Page and application data records:
---*---
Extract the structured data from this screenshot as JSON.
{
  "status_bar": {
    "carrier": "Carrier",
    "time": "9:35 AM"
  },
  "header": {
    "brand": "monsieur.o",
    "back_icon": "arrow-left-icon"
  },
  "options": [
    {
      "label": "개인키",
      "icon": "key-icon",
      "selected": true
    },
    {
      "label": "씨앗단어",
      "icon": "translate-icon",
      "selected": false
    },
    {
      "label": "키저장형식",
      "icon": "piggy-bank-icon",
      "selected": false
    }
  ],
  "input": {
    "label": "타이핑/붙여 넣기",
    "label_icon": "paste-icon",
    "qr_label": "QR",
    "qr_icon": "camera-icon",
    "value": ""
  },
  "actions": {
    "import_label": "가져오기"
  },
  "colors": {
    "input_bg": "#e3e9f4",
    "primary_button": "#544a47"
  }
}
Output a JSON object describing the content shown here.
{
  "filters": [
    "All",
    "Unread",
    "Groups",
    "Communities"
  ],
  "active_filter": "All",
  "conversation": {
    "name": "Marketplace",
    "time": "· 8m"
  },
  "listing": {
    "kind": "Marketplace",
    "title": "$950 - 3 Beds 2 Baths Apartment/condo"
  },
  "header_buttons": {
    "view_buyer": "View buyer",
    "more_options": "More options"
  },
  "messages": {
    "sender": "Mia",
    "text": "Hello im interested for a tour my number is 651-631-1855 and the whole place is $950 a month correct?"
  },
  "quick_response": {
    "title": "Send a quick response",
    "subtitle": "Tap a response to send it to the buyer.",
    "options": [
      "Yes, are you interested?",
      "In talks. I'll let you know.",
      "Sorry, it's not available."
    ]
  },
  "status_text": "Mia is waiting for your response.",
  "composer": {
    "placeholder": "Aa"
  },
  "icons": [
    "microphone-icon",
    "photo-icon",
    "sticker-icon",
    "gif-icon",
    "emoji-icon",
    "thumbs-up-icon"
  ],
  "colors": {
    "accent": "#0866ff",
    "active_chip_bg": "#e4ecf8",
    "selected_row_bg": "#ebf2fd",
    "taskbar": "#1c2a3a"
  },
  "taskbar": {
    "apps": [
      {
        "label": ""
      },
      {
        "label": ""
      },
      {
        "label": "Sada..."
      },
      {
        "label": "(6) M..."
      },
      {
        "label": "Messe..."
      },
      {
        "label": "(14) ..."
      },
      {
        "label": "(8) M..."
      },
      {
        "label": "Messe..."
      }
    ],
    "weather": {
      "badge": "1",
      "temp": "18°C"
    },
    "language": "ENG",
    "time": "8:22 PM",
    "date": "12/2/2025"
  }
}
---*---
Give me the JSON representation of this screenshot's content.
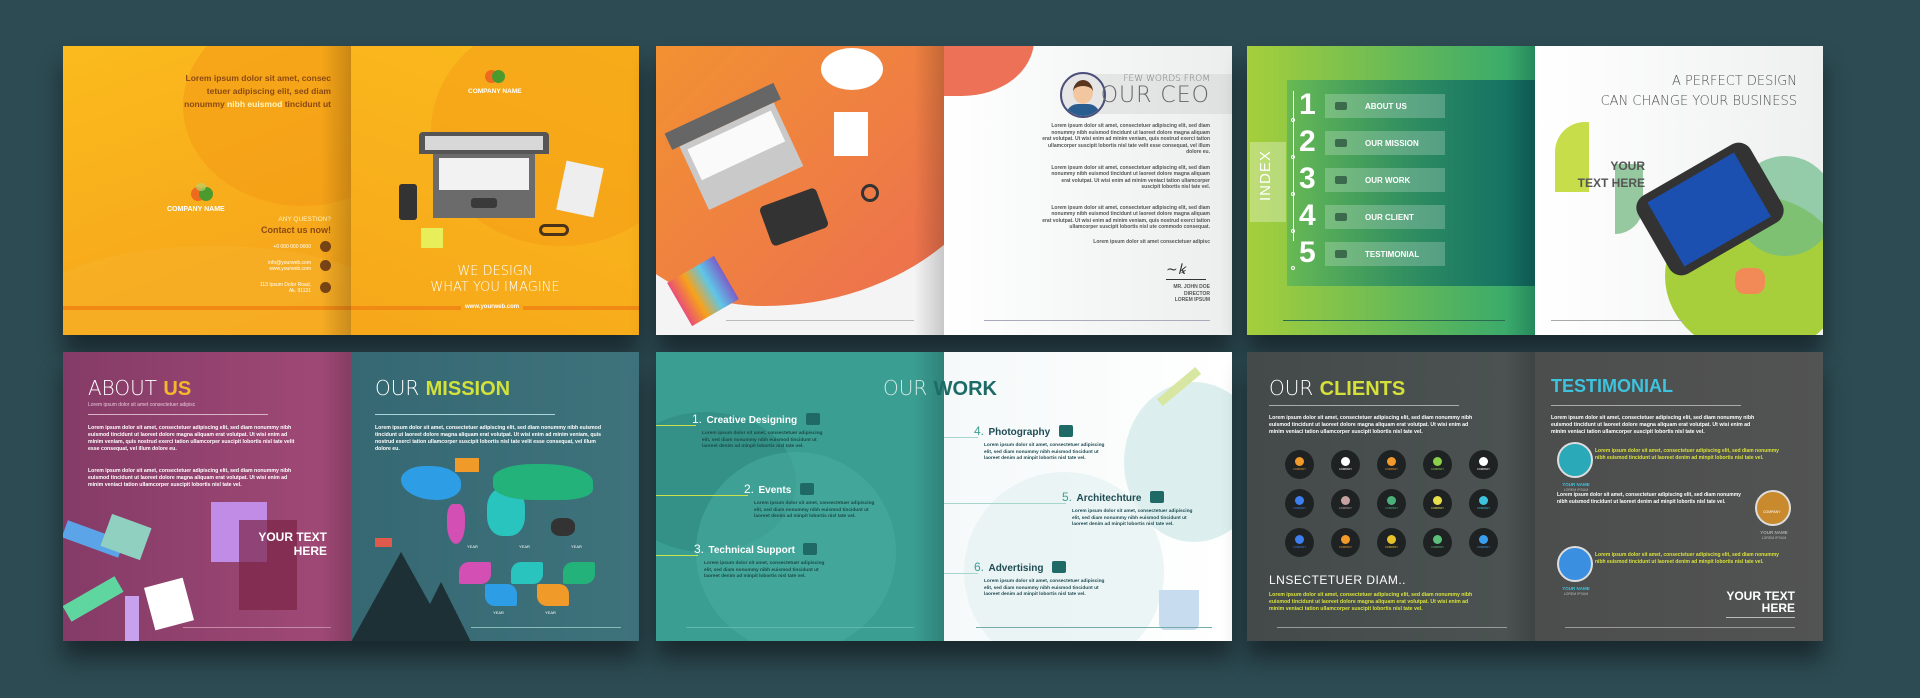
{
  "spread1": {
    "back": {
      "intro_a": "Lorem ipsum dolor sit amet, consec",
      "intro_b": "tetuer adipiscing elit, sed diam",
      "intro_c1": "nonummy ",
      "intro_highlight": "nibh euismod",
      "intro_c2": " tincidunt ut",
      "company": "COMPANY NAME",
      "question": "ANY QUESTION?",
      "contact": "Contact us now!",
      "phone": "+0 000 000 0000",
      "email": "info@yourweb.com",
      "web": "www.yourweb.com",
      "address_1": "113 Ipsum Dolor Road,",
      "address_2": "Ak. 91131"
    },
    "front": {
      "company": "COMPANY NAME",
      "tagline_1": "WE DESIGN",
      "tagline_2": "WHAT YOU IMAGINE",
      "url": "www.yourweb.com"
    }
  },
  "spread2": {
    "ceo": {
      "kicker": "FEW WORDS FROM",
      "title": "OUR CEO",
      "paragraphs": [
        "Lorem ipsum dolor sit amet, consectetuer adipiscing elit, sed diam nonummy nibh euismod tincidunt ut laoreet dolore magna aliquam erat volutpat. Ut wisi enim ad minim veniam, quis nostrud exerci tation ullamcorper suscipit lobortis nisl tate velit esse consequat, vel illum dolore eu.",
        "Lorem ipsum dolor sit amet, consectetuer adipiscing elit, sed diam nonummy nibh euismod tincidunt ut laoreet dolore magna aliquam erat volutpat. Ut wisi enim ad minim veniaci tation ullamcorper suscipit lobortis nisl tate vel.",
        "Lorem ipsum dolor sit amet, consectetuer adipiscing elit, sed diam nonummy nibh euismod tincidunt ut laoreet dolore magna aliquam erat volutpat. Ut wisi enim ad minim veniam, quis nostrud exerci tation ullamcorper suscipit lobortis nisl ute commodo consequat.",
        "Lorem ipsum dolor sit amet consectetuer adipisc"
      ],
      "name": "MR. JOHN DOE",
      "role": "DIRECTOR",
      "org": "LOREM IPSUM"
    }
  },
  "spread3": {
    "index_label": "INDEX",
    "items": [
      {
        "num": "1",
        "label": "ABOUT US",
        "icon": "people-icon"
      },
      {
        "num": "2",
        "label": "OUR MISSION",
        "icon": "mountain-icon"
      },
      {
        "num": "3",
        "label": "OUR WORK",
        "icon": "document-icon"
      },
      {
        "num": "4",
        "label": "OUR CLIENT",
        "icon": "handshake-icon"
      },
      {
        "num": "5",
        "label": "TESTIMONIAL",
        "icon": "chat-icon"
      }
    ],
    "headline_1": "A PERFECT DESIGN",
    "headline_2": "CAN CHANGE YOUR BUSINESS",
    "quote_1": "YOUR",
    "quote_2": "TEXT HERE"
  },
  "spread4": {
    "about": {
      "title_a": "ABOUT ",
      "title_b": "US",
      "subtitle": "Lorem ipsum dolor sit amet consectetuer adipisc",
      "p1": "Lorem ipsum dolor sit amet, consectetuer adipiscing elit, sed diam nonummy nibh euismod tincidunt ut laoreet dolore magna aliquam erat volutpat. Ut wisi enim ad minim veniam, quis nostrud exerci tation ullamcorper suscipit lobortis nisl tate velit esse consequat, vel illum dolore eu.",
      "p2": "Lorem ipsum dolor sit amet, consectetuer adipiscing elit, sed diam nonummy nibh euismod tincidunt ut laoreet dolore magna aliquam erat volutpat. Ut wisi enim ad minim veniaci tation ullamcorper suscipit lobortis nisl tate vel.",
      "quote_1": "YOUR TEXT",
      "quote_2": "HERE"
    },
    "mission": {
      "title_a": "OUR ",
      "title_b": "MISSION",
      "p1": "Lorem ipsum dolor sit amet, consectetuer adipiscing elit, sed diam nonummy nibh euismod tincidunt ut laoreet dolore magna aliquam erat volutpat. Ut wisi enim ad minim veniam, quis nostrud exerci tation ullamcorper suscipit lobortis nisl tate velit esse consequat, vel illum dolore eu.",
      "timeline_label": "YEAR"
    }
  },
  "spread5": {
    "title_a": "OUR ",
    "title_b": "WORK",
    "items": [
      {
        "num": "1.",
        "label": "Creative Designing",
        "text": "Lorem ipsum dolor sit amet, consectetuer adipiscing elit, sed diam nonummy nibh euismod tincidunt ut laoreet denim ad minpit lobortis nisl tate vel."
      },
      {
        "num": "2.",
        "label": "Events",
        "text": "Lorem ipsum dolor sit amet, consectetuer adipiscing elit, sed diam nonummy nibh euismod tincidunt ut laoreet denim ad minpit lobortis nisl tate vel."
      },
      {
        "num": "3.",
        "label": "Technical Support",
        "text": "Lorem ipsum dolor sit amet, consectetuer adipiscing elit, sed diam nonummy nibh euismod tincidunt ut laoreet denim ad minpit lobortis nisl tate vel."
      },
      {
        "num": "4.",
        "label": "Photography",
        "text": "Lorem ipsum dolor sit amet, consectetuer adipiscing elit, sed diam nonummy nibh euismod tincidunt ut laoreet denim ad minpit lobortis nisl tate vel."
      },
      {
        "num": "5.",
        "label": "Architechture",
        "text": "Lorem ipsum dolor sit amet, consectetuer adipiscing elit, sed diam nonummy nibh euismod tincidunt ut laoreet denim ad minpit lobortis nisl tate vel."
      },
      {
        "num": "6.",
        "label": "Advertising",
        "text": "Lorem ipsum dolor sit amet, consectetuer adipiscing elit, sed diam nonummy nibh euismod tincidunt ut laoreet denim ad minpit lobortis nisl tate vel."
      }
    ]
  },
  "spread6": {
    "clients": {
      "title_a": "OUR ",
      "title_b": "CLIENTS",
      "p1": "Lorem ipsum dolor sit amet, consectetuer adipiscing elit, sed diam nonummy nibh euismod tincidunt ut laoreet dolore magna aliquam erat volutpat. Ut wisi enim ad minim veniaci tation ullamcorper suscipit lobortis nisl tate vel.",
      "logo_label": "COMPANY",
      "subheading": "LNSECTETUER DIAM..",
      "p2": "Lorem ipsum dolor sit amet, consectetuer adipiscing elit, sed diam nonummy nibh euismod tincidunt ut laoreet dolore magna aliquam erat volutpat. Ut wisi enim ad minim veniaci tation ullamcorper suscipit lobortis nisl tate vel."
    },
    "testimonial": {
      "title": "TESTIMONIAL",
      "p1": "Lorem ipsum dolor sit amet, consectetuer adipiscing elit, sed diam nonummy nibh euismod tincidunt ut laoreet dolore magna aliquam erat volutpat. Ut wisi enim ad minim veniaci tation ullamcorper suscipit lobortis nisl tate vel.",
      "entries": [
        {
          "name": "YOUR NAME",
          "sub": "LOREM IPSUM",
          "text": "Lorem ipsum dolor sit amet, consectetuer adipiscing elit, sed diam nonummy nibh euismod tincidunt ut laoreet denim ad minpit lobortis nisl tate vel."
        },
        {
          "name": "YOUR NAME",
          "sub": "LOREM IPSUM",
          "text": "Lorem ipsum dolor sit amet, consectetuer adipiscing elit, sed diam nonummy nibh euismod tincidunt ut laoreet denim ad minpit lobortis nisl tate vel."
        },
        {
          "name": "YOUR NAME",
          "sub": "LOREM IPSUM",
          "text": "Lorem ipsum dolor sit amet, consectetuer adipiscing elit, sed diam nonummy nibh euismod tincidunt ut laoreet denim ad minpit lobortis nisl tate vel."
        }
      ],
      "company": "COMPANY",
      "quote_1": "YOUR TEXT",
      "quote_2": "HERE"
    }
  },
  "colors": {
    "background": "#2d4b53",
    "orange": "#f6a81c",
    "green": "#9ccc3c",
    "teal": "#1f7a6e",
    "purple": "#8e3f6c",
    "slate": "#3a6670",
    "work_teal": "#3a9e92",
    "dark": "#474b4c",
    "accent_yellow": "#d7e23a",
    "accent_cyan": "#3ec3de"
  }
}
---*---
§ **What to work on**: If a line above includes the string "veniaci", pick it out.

§ **Task result**:
        "Lorem ipsum dolor sit amet, consectetuer adipiscing elit, sed diam nonummy nibh euismod tincidunt ut laoreet dolore magna aliquam erat volutpat. Ut wisi enim ad minim veniaci tation ullamcorper suscipit lobortis nisl tate vel.",
      "p2": "Lorem ipsum dolor sit amet, consectetuer adipiscing elit, sed diam nonummy nibh euismod tincidunt ut laoreet dolore magna aliquam erat volutpat. Ut wisi enim ad minim veniaci tation ullamcorper suscipit lobortis nisl tate vel.",
      "p1": "Lorem ipsum dolor sit amet, consectetuer adipiscing elit, sed diam nonummy nibh euismod tincidunt ut laoreet dolore magna aliquam erat volutpat. Ut wisi enim ad minim veniaci tation ullamcorper suscipit lobortis nisl tate vel.",
      "p2": "Lorem ipsum dolor sit amet, consectetuer adipiscing elit, sed diam nonummy nibh euismod tincidunt ut laoreet dolore magna aliquam erat volutpat. Ut wisi enim ad minim veniaci tation ullamcorper suscipit lobortis nisl tate vel."
      "p1": "Lorem ipsum dolor sit amet, consectetuer adipiscing elit, sed diam nonummy nibh euismod tincidunt ut laoreet dolore magna aliquam erat volutpat. Ut wisi enim ad minim veniaci tation ullamcorper suscipit lobortis nisl tate vel.",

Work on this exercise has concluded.